  25. David M nailed it. I am from Charleston and lived there for most of my life until about 7 years ago. Downtown, peninsular, Charleston lies pretty much at sea level at the confluence of the Ashley and Cooper rivers. These two rivers meet to form Charleston harbor which empties into the Atlantic ocean. The stormwater drains empty into the adjacent rivers and harbor and during high tides, especially King Tides, there is simply no place for the run-off from rain storms pto drain. Even the slightest rainfall during a high tide can cause flooding in the low lying areas. To make matters worse, as indicated by David, much of the peninsula is built on filled in creek beds and marshland and these areas are subsiding.

    I recall an event some years ago, when driving through one of the filled in areas, encountering an intersection that was covered by a large puddle maybe 120 feet across and perhaps 8-10 inches deep at the center. What was surprising about this was that it was a clear spring day without a cloud in the sky. As I crossed the intersection I noticed a small ‘geyser’ of water perhaps one inch in diameter shooting up about 4-5 inches above the surface of the water at the center of the puddle. As I drove by I examined the ‘geyser’ and saw that it was emanating from the lifting hole in a manhole cover over a stormwater drain.
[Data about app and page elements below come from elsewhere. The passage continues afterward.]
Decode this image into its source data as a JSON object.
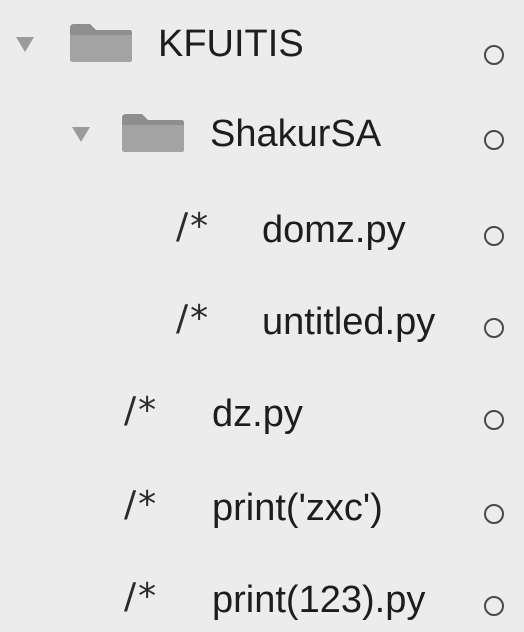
{
  "sidebar": {
    "items": [
      {
        "type": "folder",
        "label": "KFUITIS",
        "expanded": true,
        "icon": "folder-icon"
      },
      {
        "type": "folder",
        "label": "ShakurSA",
        "expanded": true,
        "icon": "folder-icon"
      },
      {
        "type": "file",
        "glyph": "/*",
        "label": "domz.py"
      },
      {
        "type": "file",
        "glyph": "/*",
        "label": "untitled.py"
      },
      {
        "type": "file",
        "glyph": "/*",
        "label": "dz.py"
      },
      {
        "type": "file",
        "glyph": "/*",
        "label": "print('zxc')"
      },
      {
        "type": "file",
        "glyph": "/*",
        "label": "print(123).py"
      }
    ]
  },
  "colors": {
    "background": "#ececec",
    "folder": "#8e8e8e",
    "text": "#1d1d1d",
    "disclosure": "#9b9b9b"
  }
}
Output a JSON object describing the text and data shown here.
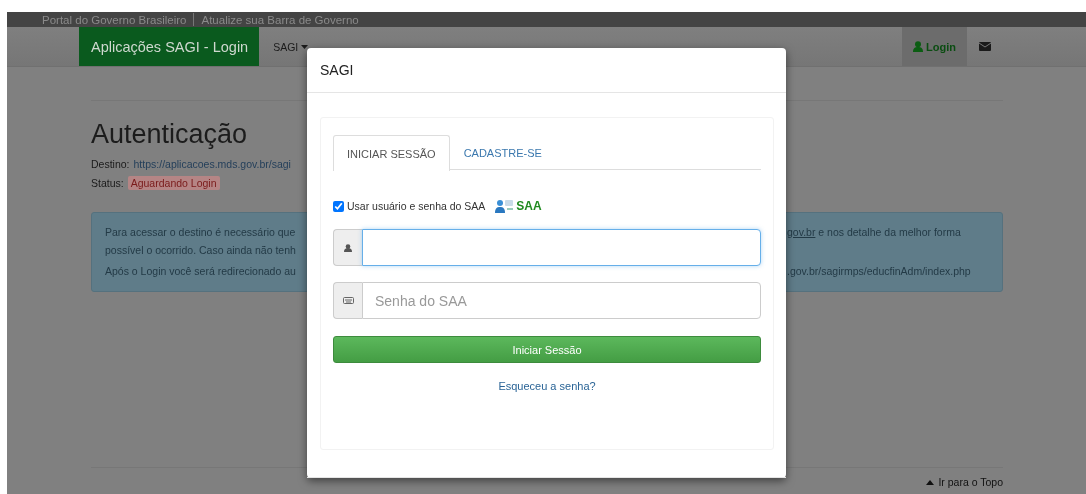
{
  "gov_bar": {
    "links": [
      "Portal do Governo Brasileiro",
      "Atualize sua Barra de Governo"
    ]
  },
  "navbar": {
    "brand": "Aplicações SAGI - Login",
    "menu": [
      {
        "label": "SAGI",
        "has_caret": true
      }
    ],
    "right": [
      {
        "kind": "login",
        "label": "Login",
        "selected": true
      },
      {
        "kind": "mail"
      }
    ]
  },
  "page": {
    "heading": "Autenticação",
    "destination": {
      "label": "Destino:",
      "url": "https://aplicacoes.mds.gov.br/sagi"
    },
    "status": {
      "label": "Status:",
      "badge": "Aguardando Login"
    },
    "alert": {
      "rows": [
        {
          "left": "Para acessar o destino é necessário que",
          "right_link": "gov.br",
          "right": " e nos detalhe da melhor forma"
        },
        {
          "left": "possível o ocorrido. Caso ainda não tenh"
        },
        {
          "left": "Após o Login você será redirecionado au",
          "right": ".gov.br/sagirmps/educfinAdm/index.php"
        }
      ]
    },
    "back_to_top": "Ir para o Topo"
  },
  "modal": {
    "title": "SAGI",
    "tabs": [
      {
        "label": "INICIAR SESSÃO",
        "selected": true
      },
      {
        "label": "CADASTRE-SE",
        "selected": false
      }
    ],
    "use_saa": {
      "label": "Usar usuário e senha do SAA",
      "checked": true,
      "logo": "SAA"
    },
    "fields": [
      {
        "kind": "user",
        "focused": true
      },
      {
        "kind": "password",
        "placeholder": "Senha do SAA",
        "focused": false
      }
    ],
    "submit": "Iniciar Sessão",
    "forgot": "Esqueceu a senha?"
  }
}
I later determined that we were experiencing an unusually high tide that day and concluded that the puddle and the ‘geyser’ resulted from water from the river flowing back through the stormwater drain onto the street; the water in the river was apparently significantly higher than the street level at the point of the puddle.

Leave a Reply

Your email address will not be published. Required fields are marked *